What would I have made of today’s New Maths? I shudder at the thought. Not so long ago, I flicked through my daughter’s primer of New Maths. It had chapters called Vectors and Matrices and exercises such as "Find the position integer x such that + < 19 < x +3". What did it mean? The next page was even more perplexing. "The triangle U has vertices (2.1) The triangle W has vertices (6:4)". It was impossible to gauge whether the triangle W was to be pitied or congratulated.
* * * * *
I am not absolutely certain that the subjects I chose to study -- History, Philosophy, Literature and Psychology -- prepared me better for life. Life, I don’t mind repeating the cliché, is a bitch, and no matter what university you go to, you cannot have enough preparation to cope with it.
Finding the position integer might have launched me on my career as a brilliant physicist, but it could have obscured my view towards lines like:
"And the moonlight clasps the earth
And moonbeams kiss the sea
What are all the kissing worth
If they kiss not me"
You might think after reading Cowper’s verse that I am turning into a mystic, but I feel that in our surroundings, in which dissemblance reigns, these are the kind of words I can hold on to. A touch, a caress matters; the awesome equations of mensuration do not.
Perhaps I am wrong. A society ignorant of mensuration cannot survive in today’s world. The fault lies with me for not being able to comprehend certain premises. There have been times when I have asked people to explain to me the technicalities of a video machine, but my obtuseness in such matters was appalling. I have driven cars of all shapes and sizes for more years than I can remember, but if any piece of their mechanism happens to require the simplest adjustment, I am utterly confounded and have to walk to the nearest garage.

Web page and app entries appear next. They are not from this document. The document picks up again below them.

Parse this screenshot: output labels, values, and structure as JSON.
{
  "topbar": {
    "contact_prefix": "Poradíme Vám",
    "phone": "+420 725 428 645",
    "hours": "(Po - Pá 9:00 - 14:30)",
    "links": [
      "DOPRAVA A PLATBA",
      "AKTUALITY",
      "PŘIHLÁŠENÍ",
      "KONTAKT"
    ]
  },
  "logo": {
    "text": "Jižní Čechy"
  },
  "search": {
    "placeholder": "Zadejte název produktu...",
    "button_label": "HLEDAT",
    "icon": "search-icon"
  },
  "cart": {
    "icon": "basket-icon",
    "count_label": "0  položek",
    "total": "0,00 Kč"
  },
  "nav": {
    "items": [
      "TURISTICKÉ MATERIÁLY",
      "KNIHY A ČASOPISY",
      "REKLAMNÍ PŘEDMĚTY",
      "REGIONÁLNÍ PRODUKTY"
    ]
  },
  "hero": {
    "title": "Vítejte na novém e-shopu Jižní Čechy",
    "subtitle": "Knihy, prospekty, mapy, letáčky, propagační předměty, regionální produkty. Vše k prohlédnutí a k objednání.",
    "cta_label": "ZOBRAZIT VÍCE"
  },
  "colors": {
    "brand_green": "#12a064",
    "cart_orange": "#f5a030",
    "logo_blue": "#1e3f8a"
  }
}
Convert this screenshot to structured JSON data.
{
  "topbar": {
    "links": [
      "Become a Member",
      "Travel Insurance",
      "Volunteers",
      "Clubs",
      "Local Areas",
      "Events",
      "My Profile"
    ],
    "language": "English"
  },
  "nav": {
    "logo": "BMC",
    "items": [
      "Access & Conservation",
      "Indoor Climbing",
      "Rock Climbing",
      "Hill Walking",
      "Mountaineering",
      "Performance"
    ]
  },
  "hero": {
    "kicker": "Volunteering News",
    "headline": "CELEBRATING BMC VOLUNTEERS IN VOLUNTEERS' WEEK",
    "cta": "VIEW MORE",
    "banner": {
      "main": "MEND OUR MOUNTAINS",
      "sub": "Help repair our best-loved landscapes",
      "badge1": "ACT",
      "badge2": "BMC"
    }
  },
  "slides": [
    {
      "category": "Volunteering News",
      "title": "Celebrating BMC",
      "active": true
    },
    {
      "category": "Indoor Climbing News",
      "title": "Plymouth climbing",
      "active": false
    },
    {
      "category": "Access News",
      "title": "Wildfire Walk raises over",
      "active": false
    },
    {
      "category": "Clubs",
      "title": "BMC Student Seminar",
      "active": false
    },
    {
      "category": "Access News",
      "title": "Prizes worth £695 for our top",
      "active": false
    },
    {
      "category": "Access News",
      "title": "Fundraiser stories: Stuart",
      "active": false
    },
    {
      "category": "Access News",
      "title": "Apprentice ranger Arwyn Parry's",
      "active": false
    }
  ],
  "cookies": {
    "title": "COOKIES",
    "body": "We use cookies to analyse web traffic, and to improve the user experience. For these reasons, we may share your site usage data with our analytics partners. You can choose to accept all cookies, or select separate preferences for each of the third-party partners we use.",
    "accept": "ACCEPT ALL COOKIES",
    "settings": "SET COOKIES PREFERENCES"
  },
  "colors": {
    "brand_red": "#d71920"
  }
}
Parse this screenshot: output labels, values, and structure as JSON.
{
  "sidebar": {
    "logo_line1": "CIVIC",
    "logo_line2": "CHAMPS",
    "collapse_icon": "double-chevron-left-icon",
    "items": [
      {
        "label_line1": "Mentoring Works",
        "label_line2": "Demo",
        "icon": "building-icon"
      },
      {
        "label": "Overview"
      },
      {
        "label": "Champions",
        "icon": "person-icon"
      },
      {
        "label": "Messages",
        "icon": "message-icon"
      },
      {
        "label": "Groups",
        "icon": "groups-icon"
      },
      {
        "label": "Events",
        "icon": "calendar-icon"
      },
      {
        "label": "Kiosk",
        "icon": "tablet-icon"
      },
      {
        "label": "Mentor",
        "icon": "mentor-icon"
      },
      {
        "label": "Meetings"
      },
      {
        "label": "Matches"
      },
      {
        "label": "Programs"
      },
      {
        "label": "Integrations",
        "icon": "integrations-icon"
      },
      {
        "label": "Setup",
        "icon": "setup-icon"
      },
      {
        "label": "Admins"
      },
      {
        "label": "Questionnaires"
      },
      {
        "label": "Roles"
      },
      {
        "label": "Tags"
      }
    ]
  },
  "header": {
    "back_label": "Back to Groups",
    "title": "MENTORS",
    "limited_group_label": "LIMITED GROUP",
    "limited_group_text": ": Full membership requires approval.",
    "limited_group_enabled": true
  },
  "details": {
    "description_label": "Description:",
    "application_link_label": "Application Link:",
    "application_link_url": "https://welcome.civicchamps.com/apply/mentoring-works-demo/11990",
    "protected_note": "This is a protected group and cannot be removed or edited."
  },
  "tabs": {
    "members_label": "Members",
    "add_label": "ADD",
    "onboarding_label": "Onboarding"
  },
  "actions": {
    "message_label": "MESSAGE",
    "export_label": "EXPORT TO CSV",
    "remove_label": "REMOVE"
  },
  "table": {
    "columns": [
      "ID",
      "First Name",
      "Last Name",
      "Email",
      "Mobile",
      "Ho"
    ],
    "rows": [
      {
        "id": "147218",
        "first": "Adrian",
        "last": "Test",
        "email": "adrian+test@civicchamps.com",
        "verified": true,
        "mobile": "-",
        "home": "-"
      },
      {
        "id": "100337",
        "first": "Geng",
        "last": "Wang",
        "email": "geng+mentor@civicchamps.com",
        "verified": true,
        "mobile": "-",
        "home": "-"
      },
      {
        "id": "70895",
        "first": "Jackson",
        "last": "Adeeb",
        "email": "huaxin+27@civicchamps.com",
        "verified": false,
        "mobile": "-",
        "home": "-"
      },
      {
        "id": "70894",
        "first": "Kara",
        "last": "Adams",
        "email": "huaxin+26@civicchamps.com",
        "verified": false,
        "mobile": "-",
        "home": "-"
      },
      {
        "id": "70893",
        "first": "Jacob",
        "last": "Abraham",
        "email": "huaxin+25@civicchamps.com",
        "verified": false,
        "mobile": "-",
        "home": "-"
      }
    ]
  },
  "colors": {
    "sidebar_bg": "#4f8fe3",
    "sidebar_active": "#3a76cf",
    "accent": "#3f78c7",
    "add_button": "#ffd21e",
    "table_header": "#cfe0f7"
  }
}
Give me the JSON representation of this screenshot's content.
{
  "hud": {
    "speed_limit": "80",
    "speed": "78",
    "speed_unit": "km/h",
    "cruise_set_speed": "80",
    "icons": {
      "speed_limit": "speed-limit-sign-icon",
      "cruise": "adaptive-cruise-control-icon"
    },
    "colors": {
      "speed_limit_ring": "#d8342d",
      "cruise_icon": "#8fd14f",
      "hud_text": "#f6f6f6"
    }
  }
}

What do we do then, we, the inept minority, who cannot cope with technology? Are we to be discarded and thrown into a heap? I am not for a moment suggesting that scientific advancement is a curse and all those who wish to absorb the vast reservoir of technological innovations will face fire and brimstone. I relish the comforts of ‘mod cons’; and, like most citified people, I cannot do without them, but I wish there was a degree of tolerance shown towards my inadequacy when it comes to mending a fuse. I should have learnt to perform this simple operation, I grant you, and I ought to be spending my time acquiring the elementary knowledge about the green, the brown and the red wires instead of writing this piece, but since I haven’t, I feel I ought not to be marked out as one of nature’s freaks.
Sad, though it may be, the world I had inherited as an undergraduate and the world I find today "still is the same narrow crib". This is not the real discovery. The real discovery is that if I had been endowed with sufficient nous and had learnt the essentials of physical and mechanical engineering, I would have known where the carburettor of my car is located.
Also, I have a growing suspicion that although I think I am not, as a rule, addle-headed, I am.